Make sure your firm stays out of the headlines.

Financial institutions are seeing a surge in attacks that could put any of them at risk for a security breach. The financial sector is one of the most frequently targeted industries in the world, resulting in massive liabilities for organizations because their customers are exposed to identity theft and fraud. No financial institution can afford to be complacent because any organization can be the victim of a security breach. Security is too important not to be given due consideration, and the threats against the financial sector look like they will only continue to escalate.

The Sarbanes-Oxley Act (SOX), a federal law enacted in 2002, was "An Act to protect investors by improving the accuracy and reliability of corporate disclosures made pursuant to the securities laws, and for other purposes". All organizations, large and small, must comply. Yet SOX's computer security requirements remain vague, and auditors' evaluations continue to be subjective. SOX makes monitoring of financial institution's 'internal controls' the personal responsibility of the CEO and CFO. What constitutes 'internal controls' is not exactly specified, but what is clear is that the corporate officers are being held personally liable for compliance.To pass a SOX audit, your company must implement security best practices for any system that touches anything and everything related to financial reporting and accounting systems. This monitoring must also be reviewed by an outside firm.

The Gramm-Leach-Bliley Act (GLBA) requires financial institutions to implement a comprehensive network security program that protects the privacy of customer records. These standards are mandatory requirements, with specific information security guidelines and checklists made available to provide guidance on compliance. Institutions must employ an integrated security strategy that establishes perimeter (firewall) security and security inside the network, adopting a proactive network security risk management capability. Security detection tools (Intrusion Detection Systems) are to be considered in cases where a high degree of GLBA data exists.

CLEARNETWORK delivers comprehensive perimeter firewall security, Network Security Monitoring (NSM) services, and Email Security services, allowing your firm to concentrate on value-added functions and business processes rather than performing labor-intensive security tasks. We have delivered these integrations and services successfully to numerous clients, all of whom experience the ease of management and peace of mind knowing that their data is safe and that they are meeting and exceeding their SOX and GLBA requirements.
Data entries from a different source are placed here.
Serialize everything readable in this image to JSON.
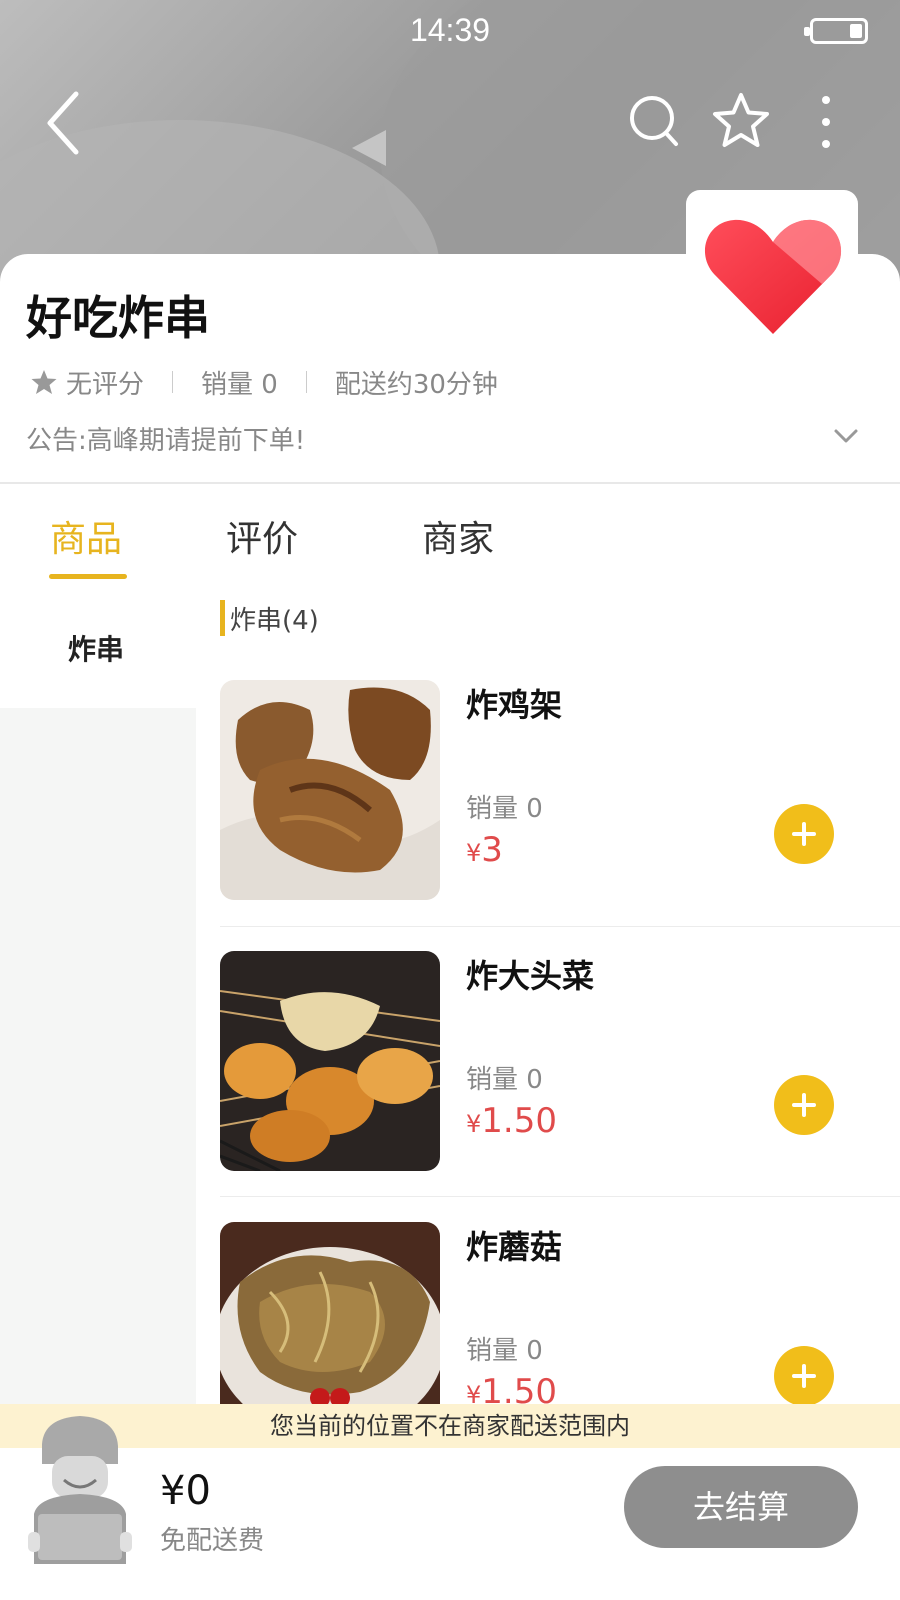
{
  "status_bar": {
    "time": "14:39"
  },
  "header": {
    "icons": [
      "back-icon",
      "search-icon",
      "star-icon",
      "more-icon"
    ]
  },
  "shop": {
    "name": "好吃炸串",
    "rating": "无评分",
    "sales": "销量 0",
    "delivery": "配送约30分钟",
    "notice": "公告:高峰期请提前下单!"
  },
  "tabs": [
    {
      "label": "商品",
      "active": true
    },
    {
      "label": "评价",
      "active": false
    },
    {
      "label": "商家",
      "active": false
    }
  ],
  "sidebar": {
    "items": [
      {
        "label": "炸串",
        "active": true
      }
    ]
  },
  "section": {
    "title": "炸串(4)"
  },
  "products": [
    {
      "name": "炸鸡架",
      "sales": "销量 0",
      "currency": "¥",
      "price": "3"
    },
    {
      "name": "炸大头菜",
      "sales": "销量 0",
      "currency": "¥",
      "price": "1.50"
    },
    {
      "name": "炸蘑菇",
      "sales": "销量 0",
      "currency": "¥",
      "price": "1.50"
    }
  ],
  "warning": "您当前的位置不在商家配送范围内",
  "cart": {
    "total": "¥0",
    "fee": "免配送费",
    "checkout_label": "去结算"
  },
  "colors": {
    "accent": "#e7b41f",
    "price": "#e04b4b",
    "add_button": "#f1be1a",
    "checkout_disabled": "#8e8e8e",
    "warning_bg": "#fdf2d0"
  }
}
SEC Rule 17a-4 has been regulating the data retention practices of financial firms since the Securities Exchange Act of 1934. This long history along with the SEC's amendments and clarifications on electronic storage, have made 17a-4 one of the clearest regulations from an IT implementation perspective. While the requirements are relatively clear, meeting them while dealing with rapidly growing email stores, make complying with 17a-4 a daunting challenge. From a legal perspective, litigation is fought on the basis of the documentary record, and the litigant best able to recreate it at the lowest cost carries a valuable advantage into any dispute. CLEARNETWORK's cloud-based email storage was offered with this in mind.
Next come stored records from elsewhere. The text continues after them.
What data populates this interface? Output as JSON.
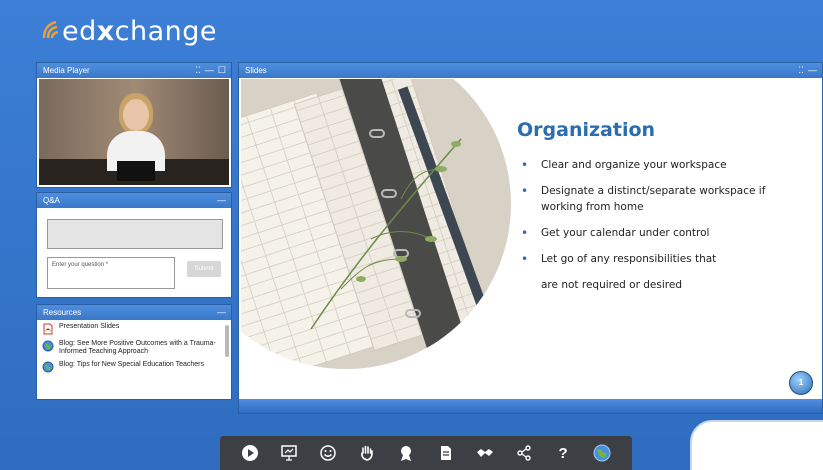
{
  "app": {
    "logo_text_ed": "ed",
    "logo_text_x": "x",
    "logo_text_change": "change"
  },
  "media_player": {
    "title": "Media Player"
  },
  "qa": {
    "title": "Q&A",
    "input_placeholder": "Enter your question *",
    "submit_label": "Submit"
  },
  "resources": {
    "title": "Resources",
    "items": [
      {
        "label": "Presentation Slides",
        "icon": "pdf-icon"
      },
      {
        "label": "Blog: See More Positive Outcomes with a Trauma-Informed Teaching Approach",
        "icon": "globe-icon"
      },
      {
        "label": "Blog: Tips for New Special Education Teachers",
        "icon": "globe-icon"
      }
    ]
  },
  "slides": {
    "title": "Slides",
    "slide_title": "Organization",
    "bullets": [
      "Clear and organize your workspace",
      "Designate a distinct/separate workspace if working from home",
      "Get your calendar under control",
      "Let go of any responsibilities that"
    ],
    "continuation": "are not required or desired",
    "logo_text": "1"
  },
  "toolbar": {
    "items": [
      "play-icon",
      "presentation-icon",
      "smiley-icon",
      "raise-hand-icon",
      "badge-icon",
      "document-icon",
      "handshake-icon",
      "share-icon",
      "help-icon",
      "globe-icon"
    ],
    "help_label": "?"
  },
  "colors": {
    "background": "#3576cc",
    "accent": "#2a6eb0",
    "toolbar": "#3c3f44"
  }
}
To learn more about how CLEARNETWORK's solutions can help your organization achieve success, please contact us.